In combined driving, Ford's engine lineup is rated by the Environmental Protection Agency to return between 24 and 26 miles per gallon, depending on the engine and whether it is paired with front-wheel or all-wheel drive. Combined fuel economy ratings for the RAV4 amount to 26 mpg with front-wheel drive and 25 mpg with all-wheel drive.
Considering that Ford supplies Escape buyers with a greater amount of choice in the form of more powerful turbocharged engines and that those engines are rated to deliver essentially equal gas mileage to the Toyota, the Escape takes the checkered flag when it comes to fuel economy.
Both of these compact crossover SUVs earn an overall 4-star crash-test rating from the National Highway Traffic Safety Administration (NHTSA) and both get Good ratings from the Insurance Institute for Highway Safety (IIHS), combined with a Poor rating in small-overlap frontal-impact IIHS testing.
In NHTSA testing, the 2014 Toyota RAV4 gets a 3-star rating for front-passenger protection in a frontal-impact collision compared to the Escape's 4-star rating in that same test.
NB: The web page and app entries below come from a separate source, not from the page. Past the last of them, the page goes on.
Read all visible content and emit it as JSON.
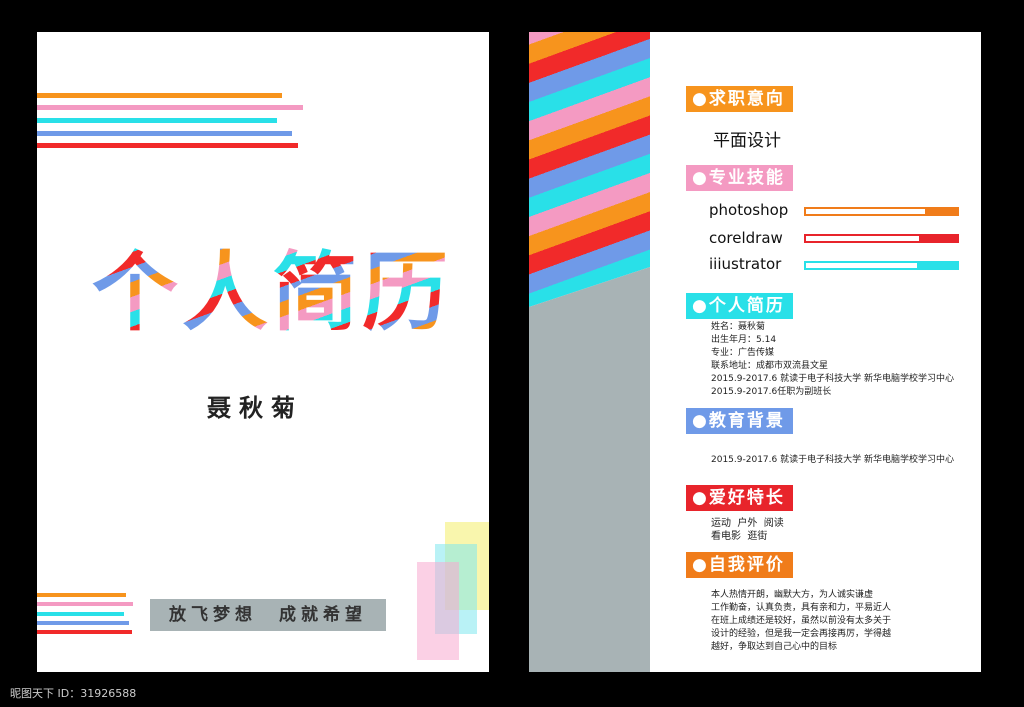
{
  "cover": {
    "title": "个人简历",
    "name": "聂秋菊",
    "slogan": "放飞梦想　成就希望"
  },
  "colors": {
    "orange": "#f7941d",
    "pink": "#f49ac2",
    "cyan": "#29e0e8",
    "blue": "#6f9ae8",
    "red": "#f12a2a",
    "gray": "#a8b3b5"
  },
  "resume": {
    "objective": {
      "heading": "●求职意向",
      "value": "平面设计"
    },
    "skills": {
      "heading": "●专业技能",
      "items": [
        {
          "name": "photoshop",
          "level": 0.8,
          "color": "#f07c1a"
        },
        {
          "name": "coreldraw",
          "level": 0.78,
          "color": "#e8242b"
        },
        {
          "name": "iiiustrator",
          "level": 0.74,
          "color": "#29e0e8"
        }
      ]
    },
    "profile": {
      "heading": "●个人简历",
      "lines": "姓名：聂秋菊\n出生年月：5.14\n专业：广告传媒\n联系地址：成都市双流县文星\n2015.9-2017.6 就读于电子科技大学 新华电脑学校学习中心\n2015.9-2017.6任职为副班长"
    },
    "education": {
      "heading": "●教育背景",
      "lines": "2015.9-2017.6 就读于电子科技大学 新华电脑学校学习中心"
    },
    "hobbies": {
      "heading": "●爱好特长",
      "lines": "运动  户外  阅读\n看电影  逛街"
    },
    "self_eval": {
      "heading": "●自我评价",
      "lines": "本人热情开朗，幽默大方，为人诚实谦虚\n工作勤奋，认真负责，具有亲和力，平易近人\n在班上成绩还是较好，虽然以前没有太多关于\n设计的经验，但是我一定会再接再厉，学得越\n越好，争取达到自己心中的目标"
    }
  },
  "watermark": "昵图天下 ID：31926588"
}
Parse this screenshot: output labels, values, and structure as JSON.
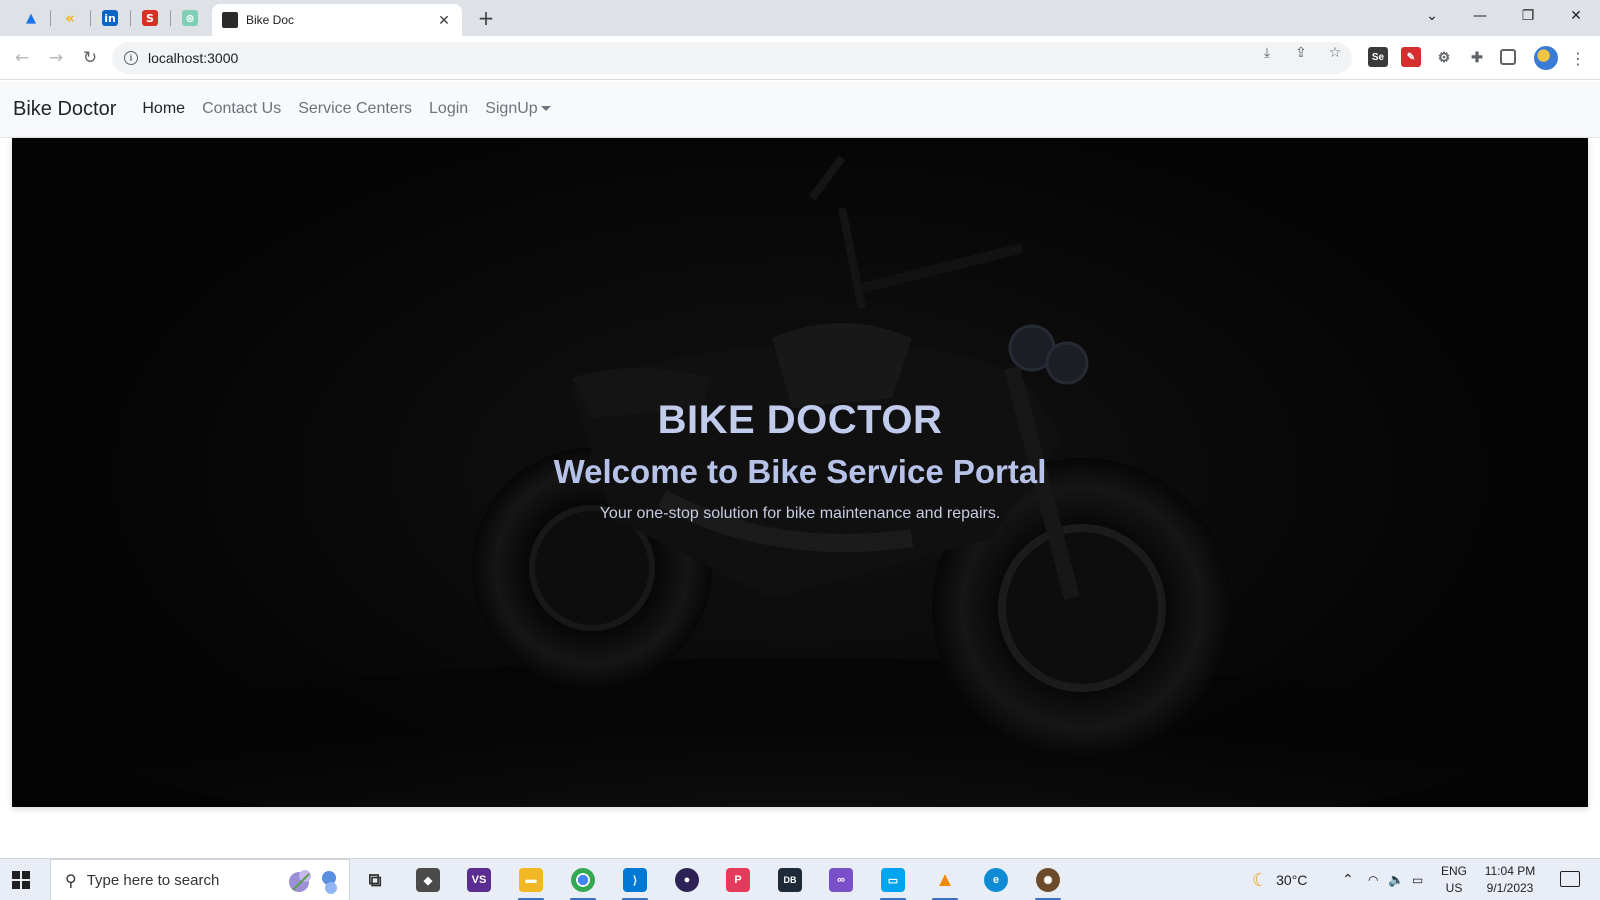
{
  "browser": {
    "pinned_tabs": [
      {
        "icon": "drive-icon",
        "color": "#1a73e8",
        "glyph": "▲"
      },
      {
        "icon": "app-icon",
        "color": "#f4b400",
        "glyph": "«"
      },
      {
        "icon": "linkedin-icon",
        "color": "#0a66c2",
        "glyph": "in"
      },
      {
        "icon": "s-app-icon",
        "color": "#d93025",
        "glyph": "S"
      },
      {
        "icon": "chatgpt-icon",
        "color": "#10a37f",
        "glyph": "⊛"
      }
    ],
    "active_tab_title": "Bike Doc",
    "url": "localhost:3000"
  },
  "site": {
    "brand": "Bike Doctor",
    "nav": {
      "home": "Home",
      "contact": "Contact Us",
      "service_centers": "Service Centers",
      "login": "Login",
      "signup": "SignUp"
    }
  },
  "hero": {
    "title": "BIKE DOCTOR",
    "subtitle": "Welcome to Bike Service Portal",
    "description": "Your one-stop solution for bike maintenance and repairs."
  },
  "taskbar": {
    "search_placeholder": "Type here to search",
    "weather_temp": "30°C",
    "lang_line1": "ENG",
    "lang_line2": "US",
    "time": "11:04 PM",
    "date": "9/1/2023",
    "apps": [
      {
        "name": "task-view-icon",
        "color": "#3c3c3c",
        "glyph": "⧉"
      },
      {
        "name": "unity-icon",
        "color": "#4a4a4a",
        "glyph": "◆"
      },
      {
        "name": "visual-studio-icon",
        "color": "#5c2d91",
        "glyph": "VS"
      },
      {
        "name": "file-explorer-icon",
        "color": "#f2b824",
        "glyph": "▬"
      },
      {
        "name": "chrome-icon",
        "color": "#34a853",
        "glyph": "◉"
      },
      {
        "name": "vscode-icon",
        "color": "#0078d4",
        "glyph": "⟩"
      },
      {
        "name": "eclipse-icon",
        "color": "#2c2255",
        "glyph": "●"
      },
      {
        "name": "postman-icon",
        "color": "#e63a5c",
        "glyph": "P"
      },
      {
        "name": "mysql-icon",
        "color": "#1f2a38",
        "glyph": "DB"
      },
      {
        "name": "vs-preview-icon",
        "color": "#7b4fc7",
        "glyph": "∞"
      },
      {
        "name": "remote-desktop-icon",
        "color": "#00a4ef",
        "glyph": "▭"
      },
      {
        "name": "vlc-icon",
        "color": "#f08a00",
        "glyph": "▲"
      },
      {
        "name": "edge-icon",
        "color": "#0f8bd6",
        "glyph": "e"
      },
      {
        "name": "app-extra-icon",
        "color": "#6b4b2a",
        "glyph": "✺"
      }
    ]
  }
}
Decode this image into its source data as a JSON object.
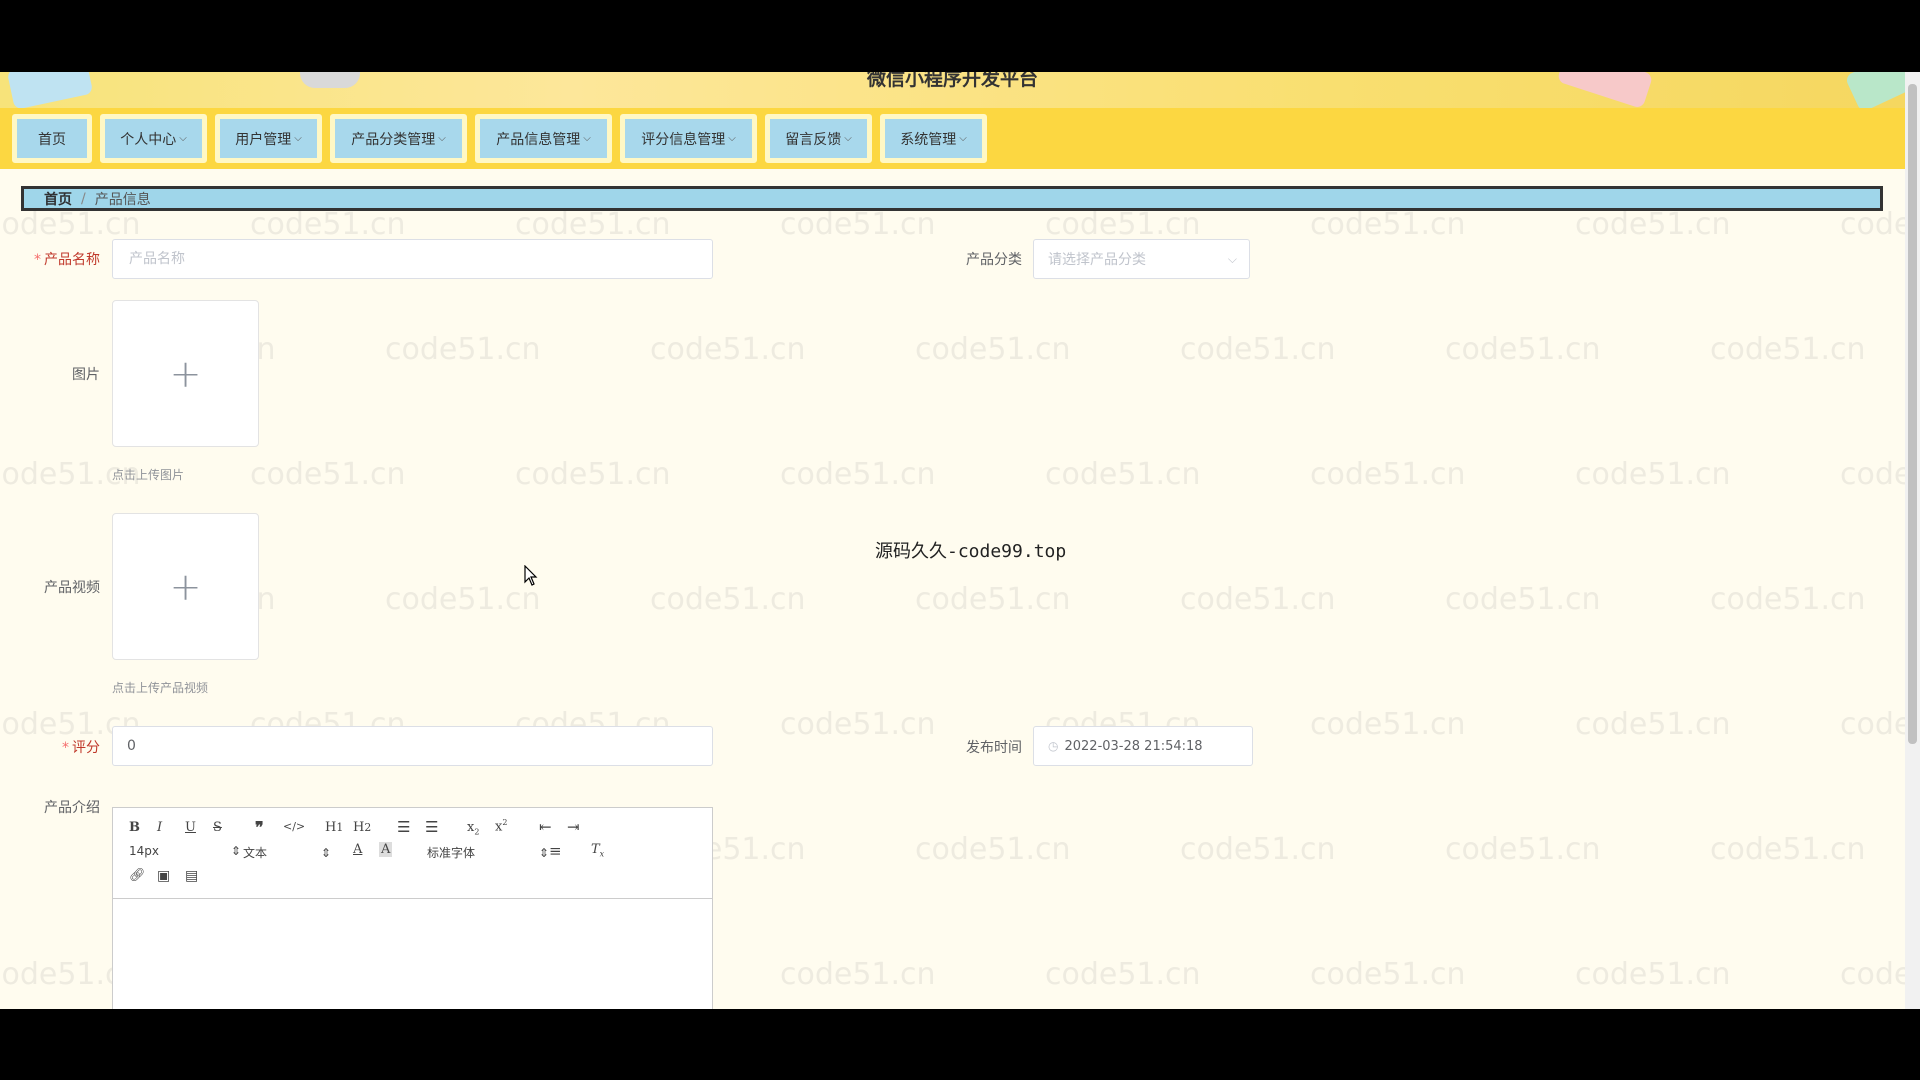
{
  "header": {
    "title": "微信小程序开发平台"
  },
  "nav": {
    "items": [
      {
        "label": "首页",
        "dropdown": false
      },
      {
        "label": "个人中心",
        "dropdown": true
      },
      {
        "label": "用户管理",
        "dropdown": true
      },
      {
        "label": "产品分类管理",
        "dropdown": true
      },
      {
        "label": "产品信息管理",
        "dropdown": true
      },
      {
        "label": "评分信息管理",
        "dropdown": true
      },
      {
        "label": "留言反馈",
        "dropdown": true
      },
      {
        "label": "系统管理",
        "dropdown": true
      }
    ]
  },
  "breadcrumb": {
    "home": "首页",
    "separator": "/",
    "current": "产品信息"
  },
  "form": {
    "product_name": {
      "label": "产品名称",
      "required": true,
      "placeholder": "产品名称",
      "value": ""
    },
    "product_category": {
      "label": "产品分类",
      "placeholder": "请选择产品分类"
    },
    "image": {
      "label": "图片",
      "hint": "点击上传图片"
    },
    "video": {
      "label": "产品视频",
      "hint": "点击上传产品视频"
    },
    "rating": {
      "label": "评分",
      "required": true,
      "value": "0"
    },
    "publish_time": {
      "label": "发布时间",
      "value": "2022-03-28 21:54:18"
    },
    "description": {
      "label": "产品介绍",
      "font_size": "14px",
      "text_style": "文本",
      "font_family": "标准字体"
    }
  },
  "watermark_text": "code51.cn",
  "center_text": "源码久久-code99.top",
  "colors": {
    "nav_bg": "#fcd741",
    "nav_item_bg": "#a8d8ec",
    "page_bg": "#fffcef",
    "breadcrumb_bg": "#9fd6ea"
  }
}
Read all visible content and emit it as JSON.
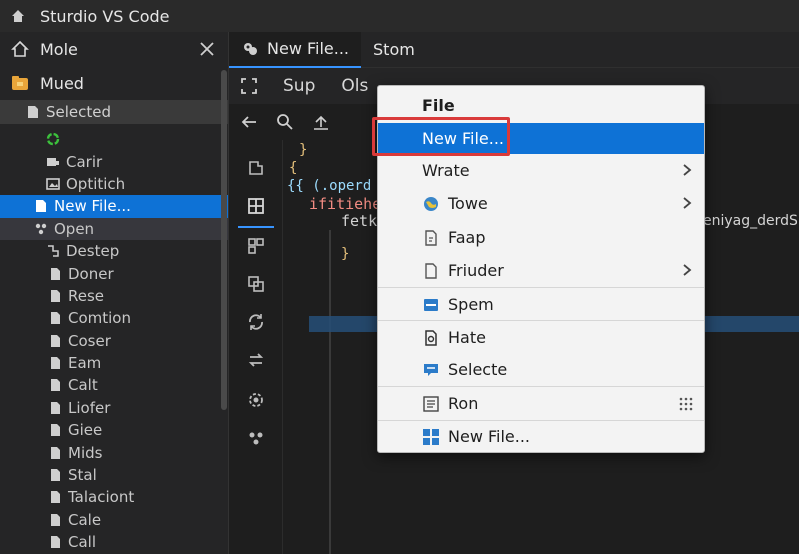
{
  "window": {
    "title": "Sturdio  VS Code"
  },
  "sidebar": {
    "header1": "Mole",
    "header2": "Mued",
    "section": "Selected",
    "items": [
      "",
      "Carir",
      "Optitich",
      "New File...",
      "Open",
      "Destep",
      "Doner",
      "Rese",
      "Comtion",
      "Coser",
      "Eam",
      "Calt",
      "Liofer",
      "Giee",
      "Mids",
      "Stal",
      "Talaciont",
      "Cale",
      "Call"
    ]
  },
  "tabs": [
    {
      "label": "New File..."
    },
    {
      "label": "Stom"
    }
  ],
  "menubar": {
    "items": [
      "Sup",
      "Ols"
    ]
  },
  "editor": {
    "lines": [
      "}",
      "{",
      "{{ (.operd",
      "ifitiehe",
      "fetk",
      "}"
    ],
    "trailing_text": "eniyag_derdS"
  },
  "context_menu": {
    "header": "File",
    "items": [
      {
        "label": "New File...",
        "icon": "none",
        "submenu": false,
        "highlighted": true
      },
      {
        "label": "Wrate",
        "icon": "none",
        "submenu": true
      },
      {
        "label": "Towe",
        "icon": "globe-icon",
        "submenu": true
      },
      {
        "label": "Faap",
        "icon": "file-copy-icon",
        "submenu": false
      },
      {
        "label": "Friuder",
        "icon": "file-icon",
        "submenu": true
      },
      {
        "label": "Spem",
        "icon": "window-icon",
        "submenu": false
      },
      {
        "label": "Hate",
        "icon": "file-edit-icon",
        "submenu": false
      },
      {
        "label": "Selecte",
        "icon": "comment-icon",
        "submenu": false
      },
      {
        "label": "Ron",
        "icon": "list-file-icon",
        "submenu": false,
        "grid": true
      },
      {
        "label": "New File...",
        "icon": "windows-grid-icon",
        "submenu": false
      }
    ]
  },
  "colors": {
    "accent": "#0e72d6",
    "highlight_box": "#d93a3a",
    "editor_bg": "#1e1e1e"
  }
}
Additionally, the RAV4 receives a 4-star side-impact rating (the test simulates a lateral collision with a telephone pole), while the Escape gets a 5-star rating in that regard.
In all other individual crash-test assessments, the two vehicles perform equally. Therefore, we're going with the Escape as the safer SUV.
Beyond its superior crash protection, the 2014 Ford Escape comes with MyKey technology, which allows parents of teenage drivers to program speed warnings and limits as well as stereo volume limits. The tech even allows for muting the stereo speakers until everyone aboard is securely buckled into their seats. Additionally, in the event of an accident, a free 911 Assist system automatically dials emergency services as long as a smartphone is paired to the Escape's SYNC Bluetooth connection and is aboard the vehicle at the time of the collision.
Toyota offers neither of these technologies, though the company does offer Safety Connect technology that is similar to Ford's 911 Assist feature in other Toyota models. The RAV4 is available with a lane-departure warning system and automatic high-beam headlights, both features that are unavailable for the Escape.
Ford counters with available front and rear parking-assist sensors and an Active Park Assist system that steers the Escape into a parallel parking space while the driver operates the pedals and transmission. Additionally, the Escape includes a standard torque-vectoring control system and hands-free text-messaging support. It is also available with SecuriCode keyless entry, a hands-free foot-activated power rear lift gate, rain-sensing wipers, bi-xenon headlights and a 110-volt rear-seat power outlet.
Clearly, the Ford Escape is the more technologically sophisticated small crossover SUV.
Based on 5-year cost-of-ownership ratings from Kelley Blue Book (KBB), both the Ford Escape and the Toyota RAV4 should prove average over time. The RAV4 is estimated to cost slightly less thanks to its free scheduled maintenance program, which lasts for the first 2 years or 25,000 miles of ownership. The RAV4 also ranks higher than the Escape for resale value, according to KBB.
This could be why Ford makes the Escape so appealing as a new vehicle, offering better financing terms and bigger rebates, even if the lease deals aren't quite as appealing as what Toyota provides for the RAV4.
When it comes to value, you can choose to save money now with the Ford Escape or to pocket more money over time, including when you sell, by choosing the Toyota RAV4. Therefore, we're calling this one a tie.
Toyota may have been a small-crossover-SUV pioneer when it introduced the original RAV4 to America way back in 1996, but Ford has clearly done its homework with the latest version of the Escape. While the Escape's reliability predictions appear less than stellar, it is the equal or better compact crossover SUV when compared to the RAV4 in other key aspects.